◆ Prompt ◆
Your task is to give the records again exactly. Leave each picture out.

◆ Input data ◆
---*---
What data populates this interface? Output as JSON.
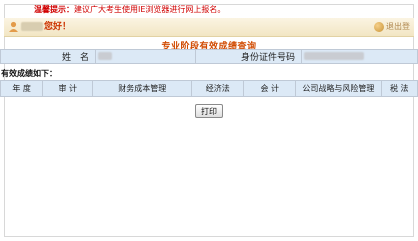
{
  "notice": {
    "prefix": "温馨提示：",
    "text": "建议广大考生使用IE浏览器进行网上报名。"
  },
  "header": {
    "greeting": "您好！",
    "logout_label": "退出登"
  },
  "query": {
    "title": "专业阶段有效成绩查询"
  },
  "info": {
    "name_label": "姓　名",
    "id_label": "身份证件号码"
  },
  "results": {
    "section_label": "有效成绩如下：",
    "columns": [
      "年 度",
      "审 计",
      "财务成本管理",
      "经济法",
      "会 计",
      "公司战略与风险管理",
      "税 法"
    ]
  },
  "actions": {
    "print_label": "打印"
  },
  "colors": {
    "notice": "#d00000",
    "title": "#d04a00",
    "table_bg": "#dce9f6",
    "greeting_bar": "#f6ecd2"
  }
}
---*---
◆ Expected answer ◆
What data populates this interface? Output as JSON.
{
  "notice": {
    "prefix": "温馨提示：",
    "text": "建议广大考生使用IE浏览器进行网上报名。"
  },
  "header": {
    "greeting": "您好！",
    "logout_label": "退出登"
  },
  "query": {
    "title": "专业阶段有效成绩查询"
  },
  "info": {
    "name_label": "姓　名",
    "id_label": "身份证件号码"
  },
  "results": {
    "section_label": "有效成绩如下：",
    "columns": [
      "年 度",
      "审 计",
      "财务成本管理",
      "经济法",
      "会 计",
      "公司战略与风险管理",
      "税 法"
    ]
  },
  "actions": {
    "print_label": "打印"
  },
  "colors": {
    "notice": "#d00000",
    "title": "#d04a00",
    "table_bg": "#dce9f6",
    "greeting_bar": "#f6ecd2"
  }
}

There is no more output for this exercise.